Truth be told, finding an area for farm work is pretty much like playing Russian roulette, the case will decide for you in most cases, and you have one choice but to agree with it. Now, although Australia is packed with regional areas, not all of them can guarantee a vacancy given their small capacity, which makes the job search even harder, therefore many travelers will have to settle for the hand they're dealt at some point. Few lucky ones will have the privilege of sharing the benefits of living in small coastal towns surrounded by lively hostels, fresh sea air, intimate parties, and delightful beach life. On the other hand, those to whom fate failed to qualify for the same treatment will have to bear with dust and deafening silence, set to accompany their long and lonely days in inland regions. In this case, nobody should ever give in to despair as time is the most precious thing a man can possess, hence it might come in handy for other important things like planning a future trip, saving a little money or finding the path to inner peace.

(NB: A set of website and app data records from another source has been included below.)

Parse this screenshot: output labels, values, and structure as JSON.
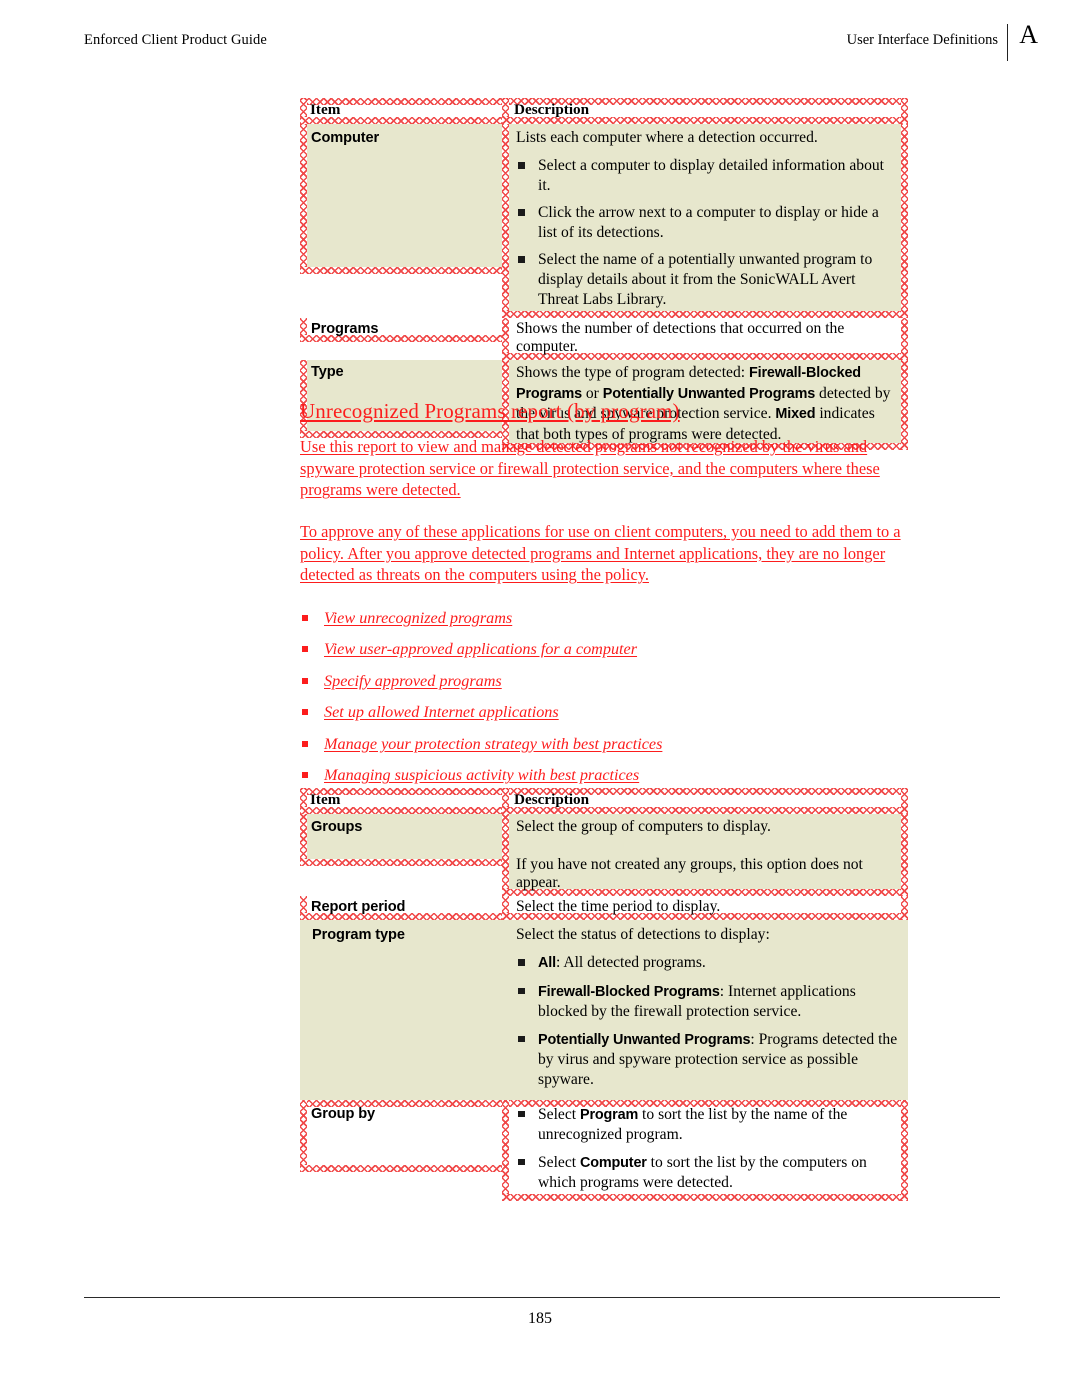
{
  "header": {
    "left_title": "Enforced Client Product Guide",
    "right_title": "User Interface Definitions",
    "appendix_letter": "A"
  },
  "footer": {
    "page_number": "185"
  },
  "colors": {
    "revision_red": "#fc1d1d",
    "hatch_red": "#f04a4a",
    "cell_fill": "#e7e7cd",
    "text_black": "#000000"
  },
  "table_top": {
    "headers": {
      "item": "Item",
      "description": "Description"
    },
    "rows": [
      {
        "item": "Computer",
        "intro": "Lists each computer where a detection occurred.",
        "bullets": [
          "Select a computer to display detailed information about it.",
          "Click the arrow next to a computer to display or hide a list of its detections.",
          "Select the name of a potentially unwanted program to display details about it from the SonicWALL Avert Threat Labs Library."
        ]
      },
      {
        "item": "Programs",
        "description": "Shows the number of detections that occurred on the computer."
      },
      {
        "item": "Type",
        "desc_part1": "Shows the type of program detected: ",
        "term1": "Firewall-Blocked Programs",
        "desc_part2": " or ",
        "term2": "Potentially Unwanted Programs",
        "desc_part3": " detected by the virus and spyware protection service. ",
        "term3": "Mixed",
        "desc_part4": " indicates that both types of programs were detected."
      }
    ]
  },
  "section": {
    "title": "Unrecognized Programs report (by program)",
    "paragraph1": "Use this report to view and manage detected programs not recognized by the virus and spyware protection service or firewall protection service, and the computers where these programs were detected.",
    "paragraph2": "To approve any of these applications for use on client computers, you need to add them to a policy. After you approve detected programs and Internet applications, they are no longer detected as threats on the computers using the policy.",
    "links": [
      "View unrecognized programs",
      "View user-approved applications for a computer",
      "Specify approved programs",
      "Set up allowed Internet applications",
      "Manage your protection strategy with best practices",
      "Managing suspicious activity with best practices"
    ]
  },
  "table_bottom": {
    "headers": {
      "item": "Item",
      "description": "Description"
    },
    "rows": [
      {
        "item": "Groups",
        "line1": "Select the group of computers to display.",
        "line2": "If you have not created any groups, this option does not appear."
      },
      {
        "item": "Report period",
        "description": "Select the time period to display."
      },
      {
        "item": "Program type",
        "intro": "Select the status of detections to display:",
        "bullets": [
          {
            "term": "All",
            "text": ": All detected programs."
          },
          {
            "term": "Firewall-Blocked Programs",
            "text": ": Internet applications blocked by the firewall protection service."
          },
          {
            "term": "Potentially Unwanted Programs",
            "text": ": Programs detected the by virus and spyware protection service as possible spyware."
          }
        ]
      },
      {
        "item": "Group by",
        "bullets": [
          {
            "pre": "Select ",
            "term": "Program",
            "post": " to sort the list by the name of the unrecognized program."
          },
          {
            "pre": "Select ",
            "term": "Computer",
            "post": " to sort the list by the computers on which programs were detected."
          }
        ]
      }
    ]
  }
}
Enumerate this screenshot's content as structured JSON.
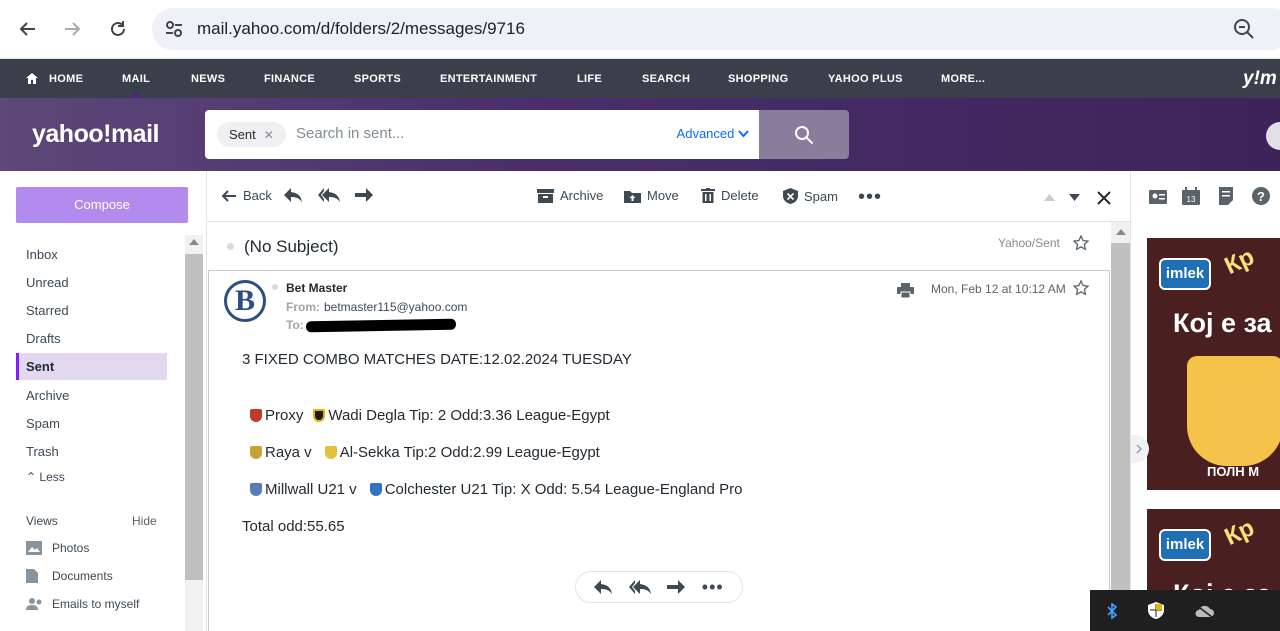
{
  "browser": {
    "url": "mail.yahoo.com/d/folders/2/messages/9716"
  },
  "yahoo_nav": {
    "items": [
      "HOME",
      "MAIL",
      "NEWS",
      "FINANCE",
      "SPORTS",
      "ENTERTAINMENT",
      "LIFE",
      "SEARCH",
      "SHOPPING",
      "YAHOO PLUS",
      "MORE..."
    ],
    "active": "MAIL",
    "logo_mini": "y!m"
  },
  "header": {
    "logo": "yahoo!mail",
    "search_chip": "Sent",
    "search_placeholder": "Search in sent...",
    "advanced_label": "Advanced"
  },
  "sidebar": {
    "compose_label": "Compose",
    "folders": [
      "Inbox",
      "Unread",
      "Starred",
      "Drafts",
      "Sent",
      "Archive",
      "Spam",
      "Trash"
    ],
    "active_folder": "Sent",
    "less_label": "Less",
    "views_label": "Views",
    "hide_label": "Hide",
    "views": [
      "Photos",
      "Documents",
      "Emails to myself"
    ]
  },
  "toolbar": {
    "back": "Back",
    "archive": "Archive",
    "move": "Move",
    "delete": "Delete",
    "spam": "Spam"
  },
  "message": {
    "subject": "(No Subject)",
    "folder_path": "Yahoo/Sent",
    "sender_initial": "B",
    "sender_name": "Bet Master",
    "from_label": "From:",
    "from_email": "betmaster115@yahoo.com",
    "to_label": "To:",
    "date": "Mon, Feb 12 at 10:12 AM",
    "body": {
      "headline": "3 FIXED COMBO MATCHES DATE:12.02.2024 TUESDAY",
      "matches": [
        {
          "home": "Proxy",
          "away": "Wadi Degla Tip: 2 Odd:3.36 League-Egypt",
          "home_color": "#c0392b",
          "away_color": "#1a1a1a"
        },
        {
          "home": "Raya v",
          "away": "Al-Sekka Tip:2 Odd:2.99 League-Egypt",
          "home_color": "#c7a13a",
          "away_color": "#e2c23a"
        },
        {
          "home": "Millwall U21 v",
          "away": "Colchester U21 Tip: X Odd: 5.54 League-England Pro",
          "home_color": "#5b7ab8",
          "away_color": "#2f73c2"
        }
      ],
      "total": "Total odd:55.65"
    }
  },
  "ad": {
    "brand": "imlek",
    "slogan": "Кој е за",
    "foot": "ПОЛН М",
    "tag": "Кр"
  }
}
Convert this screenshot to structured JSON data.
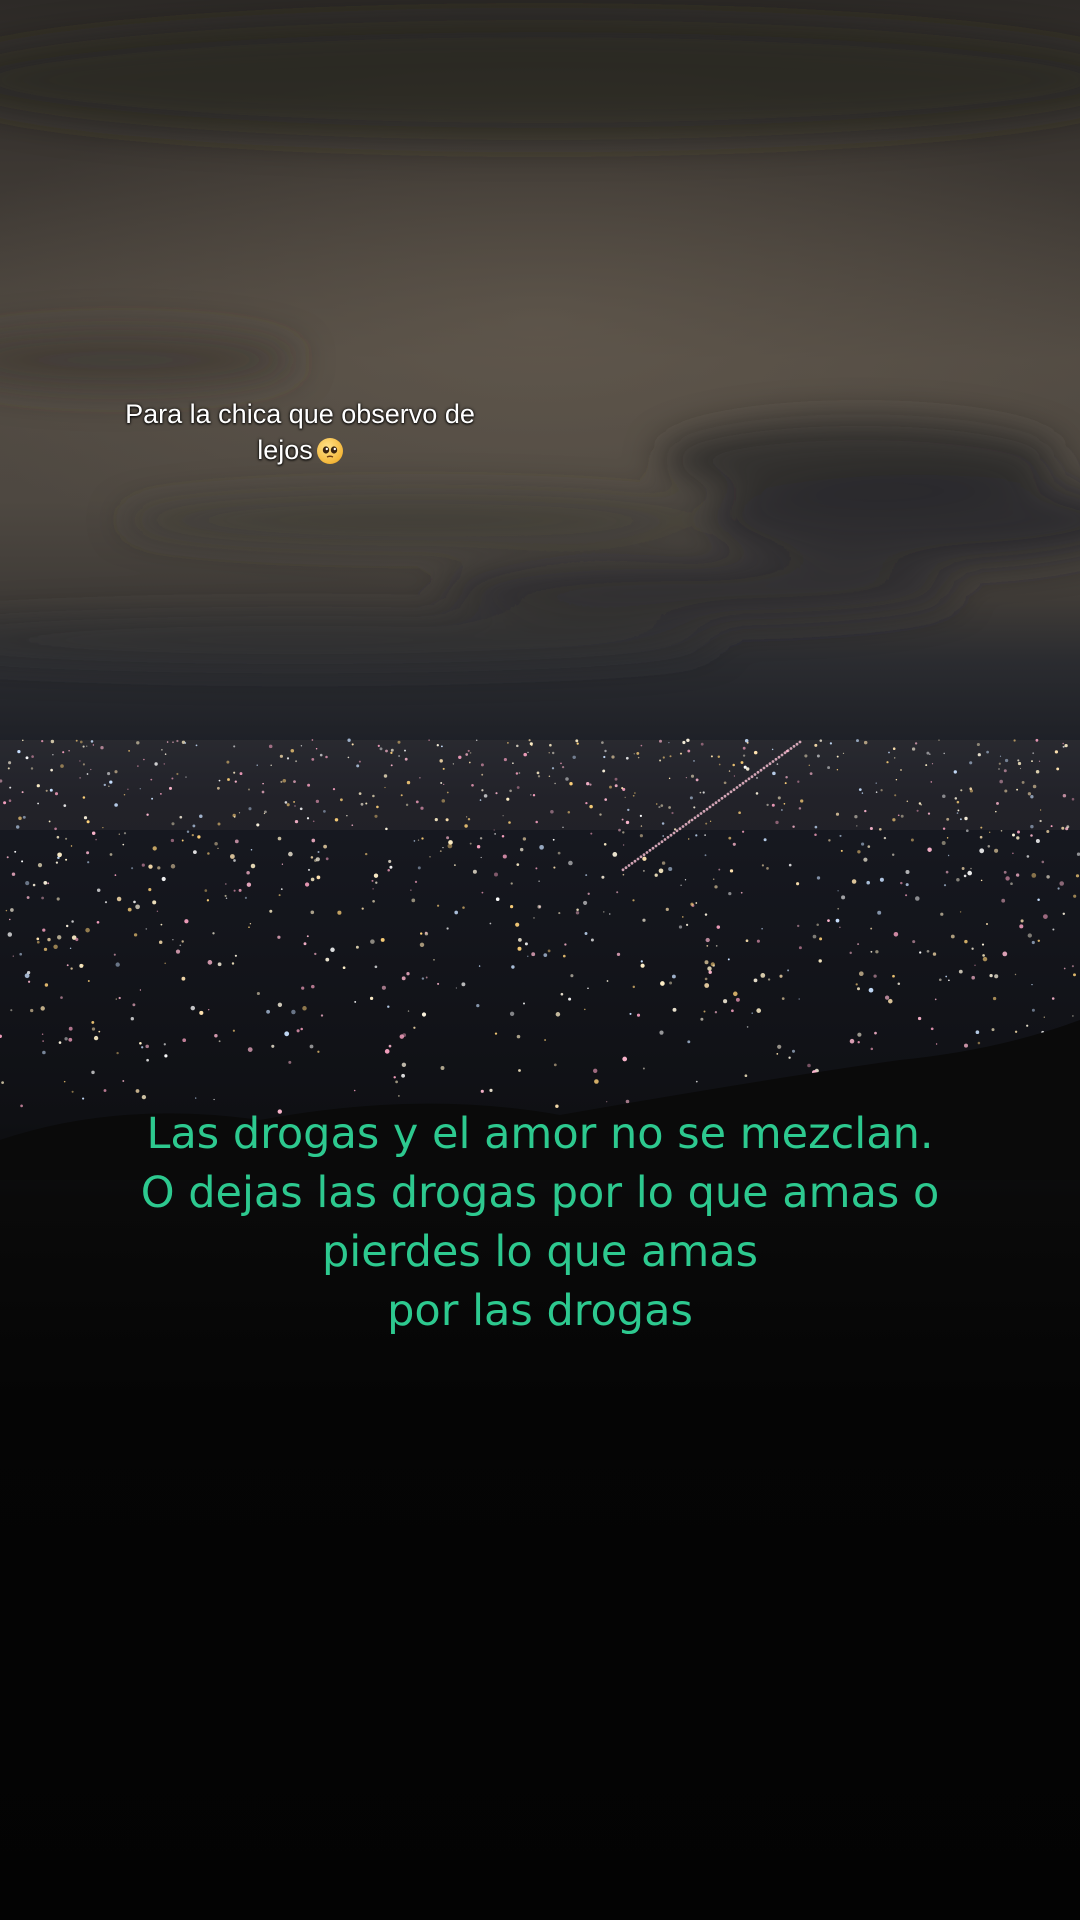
{
  "caption": {
    "text": "Para la chica que observo de lejos",
    "emoji_icon": "pleading-face-emoji"
  },
  "quote": {
    "lines": [
      "Las drogas y el amor no se mezclan.",
      "O dejas las drogas por lo que amas o",
      "pierdes lo que amas",
      "por las drogas"
    ],
    "color": "#2dc98f"
  }
}
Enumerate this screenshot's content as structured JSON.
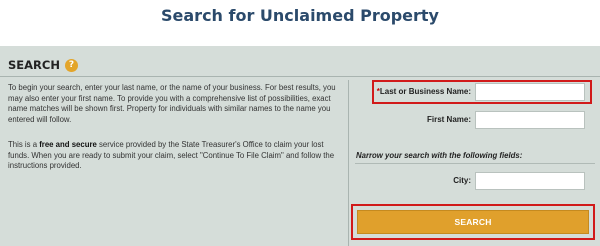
{
  "page": {
    "title": "Search for Unclaimed Property"
  },
  "search_panel": {
    "header": "SEARCH",
    "help_icon": "?",
    "description_1": "To begin your search, enter your last name, or the name of your business. For best results, you may also enter your first name. To provide you with a comprehensive list of possibilities, exact name matches will be shown first. Property for individuals with similar names to the name you entered will follow.",
    "description_2_prefix": "This is a ",
    "description_2_bold": "free and secure",
    "description_2_suffix": " service provided by the State Treasurer's Office to claim your lost funds. When you are ready to submit your claim, select \"Continue To File Claim\" and follow the instructions provided."
  },
  "form": {
    "required_marker": "*",
    "last_name_label": "Last or Business Name:",
    "last_name_value": "",
    "first_name_label": "First Name:",
    "first_name_value": "",
    "narrow_hint": "Narrow your search with the following fields:",
    "city_label": "City:",
    "city_value": "",
    "search_button": "SEARCH"
  },
  "colors": {
    "title": "#2b4a6b",
    "panel_background": "#d5ddd9",
    "accent": "#e0a02c",
    "highlight": "#d11a1a"
  }
}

It may sound silly but, more and more often, backpackers struggle to keep count of their eighty-eight days once they get a job. This is, without a doubt, the second most discouraging situation for them when it comes to completing farm work in Australia. For most people, this endless countdown appears to fall within the fundamentals of the theory of relativity by Albert Einstein, in which different individuals have a different perception of time depending on what they are doing at the moment of their action. And, surprise, surprise eighty-eight days are not always eighty-eight Down Under, yes, it is sometimes less, sometimes longer than that. The type of job, the weather conditions, and the company you work for are just a few factors that may affect the tally of your days. Fortunately, some unknown geniuses have come up with a few apps that will keep count for these poor wretches, as long as all paychecks are correctly uploaded with the total of every single hour and day spent at work and "les jeaux sont faits".
Farm work is probably not the most pleasant activity one can do, and having to deal with whirly bugs, venomous snakes, oppressive heat or, on the contrary, freezing cold and not least ridiculously-low wages certainly doesn't help, but hey, a man's gotta do what a man's gotta do! The feeling of living in nature, breathing pure air, soiling your hands, constantly surrounded by the absolute green of the trees, though, purifies the spirit and makes you reconnect with your own soul, and isn't this what traveling is for in the end, a chance for all of us to become better people and leave a mark in our lives. Hopefully, it is.